## WHAT IS NEEDED
The entire listing below is to be reproduced exactly.

## DATA PROVIDED

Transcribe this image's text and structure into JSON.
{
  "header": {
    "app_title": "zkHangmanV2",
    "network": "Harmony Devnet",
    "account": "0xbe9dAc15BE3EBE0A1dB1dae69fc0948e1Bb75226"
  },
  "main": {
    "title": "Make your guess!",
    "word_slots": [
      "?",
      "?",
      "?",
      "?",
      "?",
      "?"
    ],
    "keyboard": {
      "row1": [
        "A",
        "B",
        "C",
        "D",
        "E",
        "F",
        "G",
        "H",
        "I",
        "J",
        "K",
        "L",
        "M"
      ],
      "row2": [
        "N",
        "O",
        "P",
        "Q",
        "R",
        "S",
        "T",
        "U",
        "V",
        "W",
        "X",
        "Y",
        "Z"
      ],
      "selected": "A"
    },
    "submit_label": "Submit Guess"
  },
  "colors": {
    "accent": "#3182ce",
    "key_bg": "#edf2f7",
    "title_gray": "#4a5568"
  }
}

## EXERCISE SOLUTION
Transcribe this image's text and structure into JSON.
{
  "header": {
    "app_title": "zkHangmanV2",
    "network": "Harmony Devnet",
    "account": "0xbe9dAc15BE3EBE0A1dB1dae69fc0948e1Bb75226"
  },
  "main": {
    "title": "Make your guess!",
    "word_slots": [
      "?",
      "?",
      "?",
      "?",
      "?",
      "?"
    ],
    "keyboard": {
      "row1": [
        "A",
        "B",
        "C",
        "D",
        "E",
        "F",
        "G",
        "H",
        "I",
        "J",
        "K",
        "L",
        "M"
      ],
      "row2": [
        "N",
        "O",
        "P",
        "Q",
        "R",
        "S",
        "T",
        "U",
        "V",
        "W",
        "X",
        "Y",
        "Z"
      ],
      "selected": "A"
    },
    "submit_label": "Submit Guess"
  },
  "colors": {
    "accent": "#3182ce",
    "key_bg": "#edf2f7",
    "title_gray": "#4a5568"
  }
}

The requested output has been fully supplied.